*** SOURCE RECORDS

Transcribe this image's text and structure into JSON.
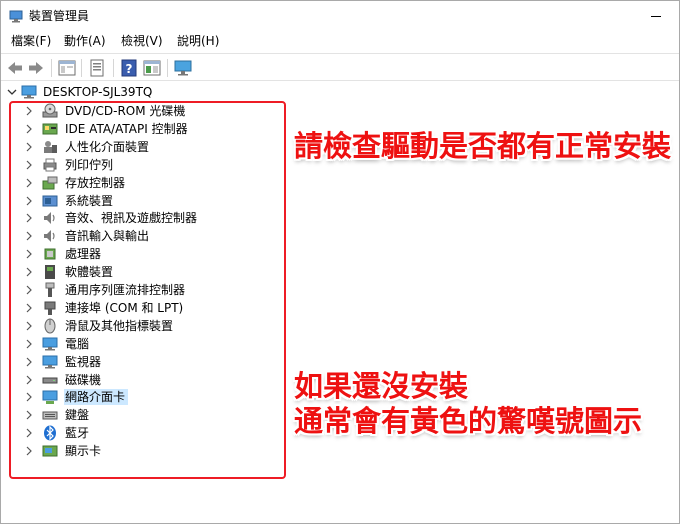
{
  "window": {
    "title": "裝置管理員"
  },
  "menu": [
    "檔案(F)",
    "動作(A)",
    "檢視(V)",
    "說明(H)"
  ],
  "toolbar": {
    "icons": [
      "back-icon",
      "forward-icon",
      "view-icon",
      "properties-icon",
      "help-icon",
      "view2-icon",
      "scan-hardware-icon"
    ]
  },
  "tree": {
    "root": "DESKTOP-SJL39TQ",
    "categories": [
      {
        "label": "DVD/CD-ROM 光碟機",
        "icon": "dvd-drive-icon"
      },
      {
        "label": "IDE ATA/ATAPI 控制器",
        "icon": "ide-controller-icon"
      },
      {
        "label": "人性化介面裝置",
        "icon": "hid-icon"
      },
      {
        "label": "列印佇列",
        "icon": "print-queue-icon"
      },
      {
        "label": "存放控制器",
        "icon": "storage-controller-icon"
      },
      {
        "label": "系統裝置",
        "icon": "system-device-icon"
      },
      {
        "label": "音效、視訊及遊戲控制器",
        "icon": "sound-icon"
      },
      {
        "label": "音訊輸入與輸出",
        "icon": "audio-io-icon"
      },
      {
        "label": "處理器",
        "icon": "processor-icon"
      },
      {
        "label": "軟體裝置",
        "icon": "software-device-icon"
      },
      {
        "label": "通用序列匯流排控制器",
        "icon": "usb-icon"
      },
      {
        "label": "連接埠 (COM 和 LPT)",
        "icon": "port-icon"
      },
      {
        "label": "滑鼠及其他指標裝置",
        "icon": "mouse-icon"
      },
      {
        "label": "電腦",
        "icon": "computer-icon"
      },
      {
        "label": "監視器",
        "icon": "monitor-icon"
      },
      {
        "label": "磁碟機",
        "icon": "disk-drive-icon"
      },
      {
        "label": "網路介面卡",
        "icon": "network-adapter-icon",
        "selected": true
      },
      {
        "label": "鍵盤",
        "icon": "keyboard-icon"
      },
      {
        "label": "藍牙",
        "icon": "bluetooth-icon"
      },
      {
        "label": "顯示卡",
        "icon": "display-adapter-icon"
      }
    ]
  },
  "annotations": {
    "top": "請檢查驅動是否都有正常安裝",
    "bottom_line1": "如果還沒安裝",
    "bottom_line2": "通常會有黃色的驚嘆號圖示"
  },
  "colors": {
    "annotation_red": "#ee1111",
    "selection": "#cce8ff"
  }
}
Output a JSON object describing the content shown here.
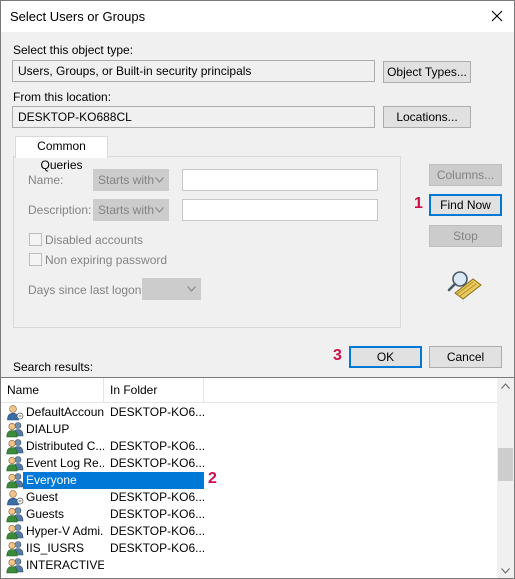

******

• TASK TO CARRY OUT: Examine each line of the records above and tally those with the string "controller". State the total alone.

• RESPONSE BOX: 2